NUR-SULTAN – Le Shapalaque Comics is a growing project that seeks to influence its audience and attract attention to social and political problems.
“Since the last interview [with The Astana Times], a lot has changed politically in Kazakhstan and on our team. Last time, we had around 10,000 followers; since then, it has grown almost five times. We have made collaborations with other content makers and started selling our own merchandise,” founder Adil Zakenov said in an interview for this story.
Shapalaque’s following is primarily Russian speakers, because the comics are written in that language, but they want to expand to the Kazakh speaking audience.
“Maybe we could influence their worldview as well and tell about problems from our point of view,” he added.

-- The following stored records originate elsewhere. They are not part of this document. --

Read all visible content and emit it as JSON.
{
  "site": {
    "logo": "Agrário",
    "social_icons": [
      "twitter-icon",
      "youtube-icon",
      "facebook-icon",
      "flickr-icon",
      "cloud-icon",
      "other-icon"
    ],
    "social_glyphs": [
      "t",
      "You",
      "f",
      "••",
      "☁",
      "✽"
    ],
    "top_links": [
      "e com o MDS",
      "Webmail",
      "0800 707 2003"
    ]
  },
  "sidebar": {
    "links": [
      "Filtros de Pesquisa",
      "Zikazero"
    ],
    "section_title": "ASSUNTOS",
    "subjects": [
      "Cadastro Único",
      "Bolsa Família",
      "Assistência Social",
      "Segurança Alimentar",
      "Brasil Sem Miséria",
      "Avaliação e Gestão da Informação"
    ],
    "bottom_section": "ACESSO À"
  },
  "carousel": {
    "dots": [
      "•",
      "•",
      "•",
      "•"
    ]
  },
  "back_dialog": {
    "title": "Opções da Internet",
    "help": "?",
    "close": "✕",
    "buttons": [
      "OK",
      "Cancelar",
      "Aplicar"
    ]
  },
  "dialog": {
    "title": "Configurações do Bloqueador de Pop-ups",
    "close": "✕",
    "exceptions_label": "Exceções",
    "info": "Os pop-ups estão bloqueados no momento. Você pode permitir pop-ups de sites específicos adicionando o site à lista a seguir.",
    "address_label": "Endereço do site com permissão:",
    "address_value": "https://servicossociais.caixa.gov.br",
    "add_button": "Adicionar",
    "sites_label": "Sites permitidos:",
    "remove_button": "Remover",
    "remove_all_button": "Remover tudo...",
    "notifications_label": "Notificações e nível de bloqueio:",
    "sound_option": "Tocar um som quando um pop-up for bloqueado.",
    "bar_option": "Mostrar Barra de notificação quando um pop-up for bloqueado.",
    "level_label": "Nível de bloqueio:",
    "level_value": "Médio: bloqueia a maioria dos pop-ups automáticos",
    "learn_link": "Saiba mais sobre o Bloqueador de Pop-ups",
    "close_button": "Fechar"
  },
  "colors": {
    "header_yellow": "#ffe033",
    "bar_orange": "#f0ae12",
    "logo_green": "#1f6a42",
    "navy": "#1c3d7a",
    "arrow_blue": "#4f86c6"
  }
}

The commentary works to counter what Zakenov considers to be censorship in the Kazakh mass media, noted Zakenov.“The media does not show some important topics, such as corruption or domestic violence, and we take that role upon ourselves. I think our readership is big enough for us to start talking about problems and not only making jokes. Maybe half of our followers subscribe because of memes and jokes, but I think it is important to convey to them that there are serious problems that everyone should know,” he said.
One of Shapalaque’s future ideas is starting an Okulyk (Tutorial) programme where the team would post educational videos about human rights, legislation, how a constitution works, how taxes are used and similar topics. The three-four minute videos would explain the difficult concepts in a simpler way.
“Our population is a little illiterate in their own rights. … This programme would help people see if someone is doing something outside the law and would be able to pinpoint a clause in the constitution,” he noted.
The information is useful, but hard to learn, which is why they want to make it more entertaining.
“If we are able to realise this project, we will positively influence long-term education on human rights in our society,” he added.
Shapalaque also created the first souvenir music box with a Kazakh melody. The idea came to Zakenov while visiting Salzburg, Mozart’s birthplace, where he saw music boxes with the composer’s melodies available throughout the city. He considered the possibility of making something similar in Kazakhstan and began seeking funding upon his return. He viewed the Kazakh souvenir sphere as a blue ocean (a field without much competition), where the only good gift was the country’s chocolate.
A friend suggested using Kozimnin Qarasy (Kazakh for the apple of my eye), a famous song featuring the words of renowned Kazakh poet Abai Kunanbayev. Working with the composer they adapted the music to 18 notes, a customary number in such boxes. For the design, they wanted something which would reflect both Kazakh culture and the name of the song and drew a girl with big eyes whose beauty would not steal attention from the music.
Zakenov initially wanted to create the details for the box in the Nazarbayev University DC Lab, a co-working space for designers, animators, video makers and photographers, but realising the cost would be prohibitive, found a factory in China. Three stores in Almaty sell the music box and three more will soon open in the capital.
Shapalaque participated in an AlmaCon (an analogue of Comic-Con), which gave it more exposure and allowed Almaty fans to purchase the merchandise.
Some Russian content makers such as Fyodor Comics (with Russian novelist Fyodor Dostoyevski as its main character) and Sienduk (the official Russian voice of the Rick and Morty cartoon) attended the event. Sienduk saw Shapalaque’s stand for the first time and liked it enough to post about it. The creator of Fyodor Comics was also familiar with the comic and acknowledged its good work.
“It was pleasant to hear because I thought that our audience was primarily from Kazakhstan, or Kazakh people living abroad. It is nice that other content makers also follow our art,” said Zakenov.
The comic’s current aim is to grow within Kazakhstan, realising a shift beyond its borders would require a change in strategy and quite a bit of additional funding. They have posted their content on bigger international platforms such as 9GAG, which proved they can produce quality content on a larger, though more general scale.
In the future, Zakenov wants to make short animated films, but the effort would require a great deal of time, equipment, funding and people. All are hard to find in Kazakhstan, because it is an unpopular field, he noted.